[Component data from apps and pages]
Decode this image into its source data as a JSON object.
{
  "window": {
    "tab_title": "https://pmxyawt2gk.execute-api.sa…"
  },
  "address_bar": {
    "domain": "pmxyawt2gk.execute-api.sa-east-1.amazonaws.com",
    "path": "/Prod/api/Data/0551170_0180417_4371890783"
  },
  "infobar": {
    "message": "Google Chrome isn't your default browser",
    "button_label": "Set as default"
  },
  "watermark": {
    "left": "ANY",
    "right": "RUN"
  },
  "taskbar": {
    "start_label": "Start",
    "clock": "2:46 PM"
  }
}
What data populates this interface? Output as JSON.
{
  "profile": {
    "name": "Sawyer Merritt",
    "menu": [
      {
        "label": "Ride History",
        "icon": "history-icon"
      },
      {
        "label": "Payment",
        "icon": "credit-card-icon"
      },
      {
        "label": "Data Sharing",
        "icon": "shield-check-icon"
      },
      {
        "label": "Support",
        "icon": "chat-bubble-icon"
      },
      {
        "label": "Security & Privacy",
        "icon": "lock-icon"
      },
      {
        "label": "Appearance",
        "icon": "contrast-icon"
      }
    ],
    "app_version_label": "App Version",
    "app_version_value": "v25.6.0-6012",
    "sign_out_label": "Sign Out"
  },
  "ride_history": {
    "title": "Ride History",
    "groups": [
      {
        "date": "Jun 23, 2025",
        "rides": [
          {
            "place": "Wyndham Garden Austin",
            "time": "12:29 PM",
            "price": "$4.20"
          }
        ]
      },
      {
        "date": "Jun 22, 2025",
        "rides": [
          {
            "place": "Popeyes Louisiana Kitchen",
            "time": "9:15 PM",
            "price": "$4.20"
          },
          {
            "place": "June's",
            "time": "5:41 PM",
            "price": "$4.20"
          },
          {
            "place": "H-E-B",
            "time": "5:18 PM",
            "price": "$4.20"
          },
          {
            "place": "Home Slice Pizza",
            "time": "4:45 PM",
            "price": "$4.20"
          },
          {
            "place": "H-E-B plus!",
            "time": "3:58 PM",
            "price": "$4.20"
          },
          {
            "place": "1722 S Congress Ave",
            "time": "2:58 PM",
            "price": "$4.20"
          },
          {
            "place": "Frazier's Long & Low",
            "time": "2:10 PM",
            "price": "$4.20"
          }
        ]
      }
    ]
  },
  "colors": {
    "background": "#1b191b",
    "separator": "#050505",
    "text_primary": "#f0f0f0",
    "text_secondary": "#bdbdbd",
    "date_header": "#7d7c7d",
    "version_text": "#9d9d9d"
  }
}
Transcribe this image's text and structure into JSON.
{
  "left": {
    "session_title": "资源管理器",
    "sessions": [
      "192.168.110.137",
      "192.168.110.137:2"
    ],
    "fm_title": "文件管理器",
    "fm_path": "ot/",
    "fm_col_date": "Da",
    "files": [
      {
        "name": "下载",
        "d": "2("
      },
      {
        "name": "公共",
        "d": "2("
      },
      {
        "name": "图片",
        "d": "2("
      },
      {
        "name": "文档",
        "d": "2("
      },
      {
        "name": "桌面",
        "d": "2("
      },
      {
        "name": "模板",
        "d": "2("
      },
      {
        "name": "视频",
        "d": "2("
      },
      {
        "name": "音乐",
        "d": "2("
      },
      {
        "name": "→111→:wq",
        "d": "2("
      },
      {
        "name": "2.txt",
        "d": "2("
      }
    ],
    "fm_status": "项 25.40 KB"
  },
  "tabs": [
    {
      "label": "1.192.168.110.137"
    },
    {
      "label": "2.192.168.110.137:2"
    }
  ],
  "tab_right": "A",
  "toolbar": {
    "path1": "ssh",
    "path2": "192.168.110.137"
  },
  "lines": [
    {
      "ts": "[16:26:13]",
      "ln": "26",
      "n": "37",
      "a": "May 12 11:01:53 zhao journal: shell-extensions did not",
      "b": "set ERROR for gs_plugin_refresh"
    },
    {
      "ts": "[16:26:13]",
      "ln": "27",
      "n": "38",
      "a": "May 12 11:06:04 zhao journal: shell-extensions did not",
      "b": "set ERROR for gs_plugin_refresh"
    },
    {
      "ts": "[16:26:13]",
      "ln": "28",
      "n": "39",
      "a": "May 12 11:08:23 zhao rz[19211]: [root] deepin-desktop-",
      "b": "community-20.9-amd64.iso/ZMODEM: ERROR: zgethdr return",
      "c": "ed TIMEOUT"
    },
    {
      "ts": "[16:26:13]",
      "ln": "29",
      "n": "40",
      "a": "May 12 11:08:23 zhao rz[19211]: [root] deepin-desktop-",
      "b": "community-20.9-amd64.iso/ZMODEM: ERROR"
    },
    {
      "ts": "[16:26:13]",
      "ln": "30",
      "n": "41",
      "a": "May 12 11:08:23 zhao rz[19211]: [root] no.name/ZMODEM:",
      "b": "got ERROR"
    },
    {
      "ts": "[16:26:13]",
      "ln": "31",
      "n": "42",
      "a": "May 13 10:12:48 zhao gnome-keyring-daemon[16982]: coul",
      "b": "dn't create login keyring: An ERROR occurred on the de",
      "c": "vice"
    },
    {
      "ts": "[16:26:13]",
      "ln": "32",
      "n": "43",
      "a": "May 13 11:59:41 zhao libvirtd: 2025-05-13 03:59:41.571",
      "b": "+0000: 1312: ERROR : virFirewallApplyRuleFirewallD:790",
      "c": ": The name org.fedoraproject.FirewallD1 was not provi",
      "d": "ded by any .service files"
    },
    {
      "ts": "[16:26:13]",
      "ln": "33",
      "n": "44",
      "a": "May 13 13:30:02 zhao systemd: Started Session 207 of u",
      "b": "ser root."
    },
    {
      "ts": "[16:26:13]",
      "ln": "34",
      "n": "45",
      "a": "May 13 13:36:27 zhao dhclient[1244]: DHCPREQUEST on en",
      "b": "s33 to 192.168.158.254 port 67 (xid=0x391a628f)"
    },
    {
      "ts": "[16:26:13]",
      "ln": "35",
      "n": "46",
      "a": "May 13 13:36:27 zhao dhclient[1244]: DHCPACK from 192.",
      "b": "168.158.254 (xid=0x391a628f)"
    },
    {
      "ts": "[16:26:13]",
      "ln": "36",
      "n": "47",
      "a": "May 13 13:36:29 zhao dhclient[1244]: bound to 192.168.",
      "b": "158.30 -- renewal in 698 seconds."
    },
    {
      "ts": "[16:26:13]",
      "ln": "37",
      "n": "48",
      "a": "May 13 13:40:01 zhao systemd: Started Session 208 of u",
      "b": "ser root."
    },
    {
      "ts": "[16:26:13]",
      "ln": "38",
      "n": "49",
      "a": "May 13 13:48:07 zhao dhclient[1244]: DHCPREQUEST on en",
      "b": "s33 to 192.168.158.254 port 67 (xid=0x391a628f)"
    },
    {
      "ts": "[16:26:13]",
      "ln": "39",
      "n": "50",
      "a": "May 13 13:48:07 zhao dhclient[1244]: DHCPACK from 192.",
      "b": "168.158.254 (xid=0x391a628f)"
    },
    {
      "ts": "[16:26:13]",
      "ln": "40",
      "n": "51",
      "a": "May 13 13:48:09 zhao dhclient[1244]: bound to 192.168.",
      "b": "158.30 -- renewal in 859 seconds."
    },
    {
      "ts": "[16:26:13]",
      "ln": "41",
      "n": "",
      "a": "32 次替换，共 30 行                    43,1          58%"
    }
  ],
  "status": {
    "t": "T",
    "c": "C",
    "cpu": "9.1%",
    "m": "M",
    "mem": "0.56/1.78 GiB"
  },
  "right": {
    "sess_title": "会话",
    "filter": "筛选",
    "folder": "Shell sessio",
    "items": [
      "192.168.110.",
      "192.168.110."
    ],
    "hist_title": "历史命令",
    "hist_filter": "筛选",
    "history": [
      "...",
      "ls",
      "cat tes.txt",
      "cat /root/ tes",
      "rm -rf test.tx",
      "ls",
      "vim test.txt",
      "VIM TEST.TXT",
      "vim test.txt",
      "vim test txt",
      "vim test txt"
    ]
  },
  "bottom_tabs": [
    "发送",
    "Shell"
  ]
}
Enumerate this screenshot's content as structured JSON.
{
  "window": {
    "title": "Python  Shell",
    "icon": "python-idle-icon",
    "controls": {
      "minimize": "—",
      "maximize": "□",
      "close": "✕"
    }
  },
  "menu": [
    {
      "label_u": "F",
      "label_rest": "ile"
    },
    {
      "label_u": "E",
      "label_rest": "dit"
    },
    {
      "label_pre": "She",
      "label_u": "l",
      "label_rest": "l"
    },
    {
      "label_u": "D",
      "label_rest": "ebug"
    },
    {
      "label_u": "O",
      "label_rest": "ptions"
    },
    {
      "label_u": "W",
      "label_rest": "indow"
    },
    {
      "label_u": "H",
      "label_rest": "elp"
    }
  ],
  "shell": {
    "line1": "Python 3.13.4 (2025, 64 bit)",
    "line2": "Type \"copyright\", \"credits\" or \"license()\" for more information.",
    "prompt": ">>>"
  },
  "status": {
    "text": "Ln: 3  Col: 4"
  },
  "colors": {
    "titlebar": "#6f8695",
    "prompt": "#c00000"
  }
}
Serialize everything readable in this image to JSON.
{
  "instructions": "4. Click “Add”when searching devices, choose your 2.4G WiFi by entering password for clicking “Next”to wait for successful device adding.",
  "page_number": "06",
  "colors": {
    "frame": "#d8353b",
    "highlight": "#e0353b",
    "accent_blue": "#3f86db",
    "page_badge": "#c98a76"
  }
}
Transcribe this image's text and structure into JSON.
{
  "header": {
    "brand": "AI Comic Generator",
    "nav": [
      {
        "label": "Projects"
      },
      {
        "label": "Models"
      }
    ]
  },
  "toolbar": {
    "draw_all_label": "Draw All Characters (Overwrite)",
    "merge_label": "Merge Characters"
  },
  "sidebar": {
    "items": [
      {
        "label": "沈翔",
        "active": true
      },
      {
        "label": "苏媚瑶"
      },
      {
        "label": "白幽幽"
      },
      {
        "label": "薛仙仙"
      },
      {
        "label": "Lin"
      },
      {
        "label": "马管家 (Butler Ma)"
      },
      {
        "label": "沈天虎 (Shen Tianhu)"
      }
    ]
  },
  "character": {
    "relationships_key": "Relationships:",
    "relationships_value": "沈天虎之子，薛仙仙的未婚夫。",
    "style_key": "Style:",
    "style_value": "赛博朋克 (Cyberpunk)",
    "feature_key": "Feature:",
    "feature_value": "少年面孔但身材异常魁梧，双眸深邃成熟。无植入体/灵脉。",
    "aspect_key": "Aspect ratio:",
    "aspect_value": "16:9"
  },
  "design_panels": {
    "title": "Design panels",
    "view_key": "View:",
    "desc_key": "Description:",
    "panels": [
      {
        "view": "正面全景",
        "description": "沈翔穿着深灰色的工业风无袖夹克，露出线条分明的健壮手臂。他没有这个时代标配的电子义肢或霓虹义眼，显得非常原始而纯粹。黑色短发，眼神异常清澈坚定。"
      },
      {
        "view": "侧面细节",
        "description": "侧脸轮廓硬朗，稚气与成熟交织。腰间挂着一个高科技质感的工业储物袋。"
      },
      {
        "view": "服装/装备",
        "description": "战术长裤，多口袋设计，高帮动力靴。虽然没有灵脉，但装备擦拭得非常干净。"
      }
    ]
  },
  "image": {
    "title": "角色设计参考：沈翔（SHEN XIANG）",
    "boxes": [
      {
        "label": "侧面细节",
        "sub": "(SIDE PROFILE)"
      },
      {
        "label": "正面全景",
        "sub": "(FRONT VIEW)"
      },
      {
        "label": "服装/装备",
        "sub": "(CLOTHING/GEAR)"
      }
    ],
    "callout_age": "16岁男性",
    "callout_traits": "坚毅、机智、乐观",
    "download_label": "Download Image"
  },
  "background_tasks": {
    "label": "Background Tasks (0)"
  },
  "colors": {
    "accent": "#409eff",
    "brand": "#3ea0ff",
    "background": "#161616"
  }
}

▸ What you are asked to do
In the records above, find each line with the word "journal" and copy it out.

▸ Output of the task
      "a": "May 12 11:01:53 zhao journal: shell-extensions did not",
      "a": "May 12 11:06:04 zhao journal: shell-extensions did not",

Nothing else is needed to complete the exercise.